------ Data for processing ------
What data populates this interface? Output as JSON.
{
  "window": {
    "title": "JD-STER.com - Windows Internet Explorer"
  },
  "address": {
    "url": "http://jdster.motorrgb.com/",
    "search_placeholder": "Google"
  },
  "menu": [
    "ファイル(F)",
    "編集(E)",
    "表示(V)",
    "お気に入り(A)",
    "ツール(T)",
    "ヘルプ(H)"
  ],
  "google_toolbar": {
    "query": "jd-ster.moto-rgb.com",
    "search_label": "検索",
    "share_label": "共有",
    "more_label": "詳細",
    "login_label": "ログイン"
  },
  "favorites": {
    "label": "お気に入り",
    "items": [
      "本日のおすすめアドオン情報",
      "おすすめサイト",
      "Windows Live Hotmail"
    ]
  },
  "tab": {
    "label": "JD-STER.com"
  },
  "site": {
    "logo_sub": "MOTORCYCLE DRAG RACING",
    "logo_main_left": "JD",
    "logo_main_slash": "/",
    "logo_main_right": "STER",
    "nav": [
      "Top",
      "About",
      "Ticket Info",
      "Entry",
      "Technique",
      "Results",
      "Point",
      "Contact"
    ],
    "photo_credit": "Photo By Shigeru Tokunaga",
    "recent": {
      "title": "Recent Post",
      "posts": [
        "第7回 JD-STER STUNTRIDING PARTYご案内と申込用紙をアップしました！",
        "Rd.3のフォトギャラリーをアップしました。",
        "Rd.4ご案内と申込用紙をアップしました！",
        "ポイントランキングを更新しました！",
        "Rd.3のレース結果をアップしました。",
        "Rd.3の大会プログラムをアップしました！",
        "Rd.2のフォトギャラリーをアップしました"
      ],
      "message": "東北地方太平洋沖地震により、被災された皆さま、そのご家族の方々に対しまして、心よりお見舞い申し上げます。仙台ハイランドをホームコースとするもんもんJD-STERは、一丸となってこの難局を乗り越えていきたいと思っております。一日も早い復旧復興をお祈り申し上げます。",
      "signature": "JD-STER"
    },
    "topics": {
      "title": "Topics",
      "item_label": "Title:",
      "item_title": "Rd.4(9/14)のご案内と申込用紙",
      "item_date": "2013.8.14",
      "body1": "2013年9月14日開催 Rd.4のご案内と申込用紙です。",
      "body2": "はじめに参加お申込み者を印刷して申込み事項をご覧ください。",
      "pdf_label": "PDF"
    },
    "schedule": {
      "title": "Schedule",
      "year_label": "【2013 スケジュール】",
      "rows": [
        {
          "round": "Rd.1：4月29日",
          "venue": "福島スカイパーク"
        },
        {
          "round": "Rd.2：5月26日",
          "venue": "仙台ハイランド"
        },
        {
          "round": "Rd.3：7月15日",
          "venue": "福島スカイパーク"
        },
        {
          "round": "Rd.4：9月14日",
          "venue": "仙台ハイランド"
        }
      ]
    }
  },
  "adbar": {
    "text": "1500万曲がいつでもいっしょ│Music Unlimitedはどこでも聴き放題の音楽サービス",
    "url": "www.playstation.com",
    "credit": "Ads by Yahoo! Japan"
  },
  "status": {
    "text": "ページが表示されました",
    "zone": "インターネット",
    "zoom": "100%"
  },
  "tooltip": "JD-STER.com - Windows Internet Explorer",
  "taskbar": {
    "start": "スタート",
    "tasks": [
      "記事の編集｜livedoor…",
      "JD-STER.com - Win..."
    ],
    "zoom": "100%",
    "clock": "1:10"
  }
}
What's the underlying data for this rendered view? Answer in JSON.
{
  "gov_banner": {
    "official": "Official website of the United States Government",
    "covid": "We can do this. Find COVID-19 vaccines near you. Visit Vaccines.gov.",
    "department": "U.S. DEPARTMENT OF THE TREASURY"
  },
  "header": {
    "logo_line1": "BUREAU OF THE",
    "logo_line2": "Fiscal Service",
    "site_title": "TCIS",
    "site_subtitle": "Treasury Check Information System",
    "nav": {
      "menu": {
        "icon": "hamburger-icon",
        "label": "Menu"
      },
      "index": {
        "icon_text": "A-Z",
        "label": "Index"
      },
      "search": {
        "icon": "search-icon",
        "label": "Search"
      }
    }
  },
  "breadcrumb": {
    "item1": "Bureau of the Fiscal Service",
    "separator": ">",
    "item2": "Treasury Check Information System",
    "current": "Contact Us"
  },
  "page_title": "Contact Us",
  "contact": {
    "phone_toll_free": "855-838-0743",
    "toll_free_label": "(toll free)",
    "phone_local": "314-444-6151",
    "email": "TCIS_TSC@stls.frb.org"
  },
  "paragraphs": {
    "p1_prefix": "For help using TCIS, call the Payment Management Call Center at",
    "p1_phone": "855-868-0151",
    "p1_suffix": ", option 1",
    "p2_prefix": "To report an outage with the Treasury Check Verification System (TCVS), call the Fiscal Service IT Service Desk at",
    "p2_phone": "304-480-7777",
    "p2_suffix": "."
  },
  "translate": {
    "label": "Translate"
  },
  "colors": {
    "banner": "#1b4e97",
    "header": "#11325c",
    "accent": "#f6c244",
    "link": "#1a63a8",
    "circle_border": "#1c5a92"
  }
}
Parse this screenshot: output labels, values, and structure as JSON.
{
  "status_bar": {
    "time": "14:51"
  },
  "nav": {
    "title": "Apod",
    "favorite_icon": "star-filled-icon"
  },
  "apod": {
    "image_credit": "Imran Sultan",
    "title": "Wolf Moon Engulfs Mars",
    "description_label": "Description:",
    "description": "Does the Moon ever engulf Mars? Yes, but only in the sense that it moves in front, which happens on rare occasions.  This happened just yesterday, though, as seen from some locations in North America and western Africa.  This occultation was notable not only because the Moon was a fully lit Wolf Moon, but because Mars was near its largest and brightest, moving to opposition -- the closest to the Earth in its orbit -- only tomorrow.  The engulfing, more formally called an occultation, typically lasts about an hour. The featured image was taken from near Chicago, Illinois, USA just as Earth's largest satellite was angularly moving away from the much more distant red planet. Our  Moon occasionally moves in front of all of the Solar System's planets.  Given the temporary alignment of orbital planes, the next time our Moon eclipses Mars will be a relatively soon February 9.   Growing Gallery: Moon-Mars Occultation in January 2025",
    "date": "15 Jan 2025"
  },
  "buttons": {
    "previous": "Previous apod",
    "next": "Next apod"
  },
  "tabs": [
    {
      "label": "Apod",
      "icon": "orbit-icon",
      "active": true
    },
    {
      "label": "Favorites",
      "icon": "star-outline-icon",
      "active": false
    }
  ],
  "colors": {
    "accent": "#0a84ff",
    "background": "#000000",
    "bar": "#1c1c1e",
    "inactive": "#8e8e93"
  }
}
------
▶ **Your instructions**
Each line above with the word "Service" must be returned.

▶ **Result**
    "logo_line2": "Fiscal Service",
    "item1": "Bureau of the Fiscal Service",
    "p2_prefix": "To report an outage with the Treasury Check Verification System (TCVS), call the Fiscal Service IT Service Desk at",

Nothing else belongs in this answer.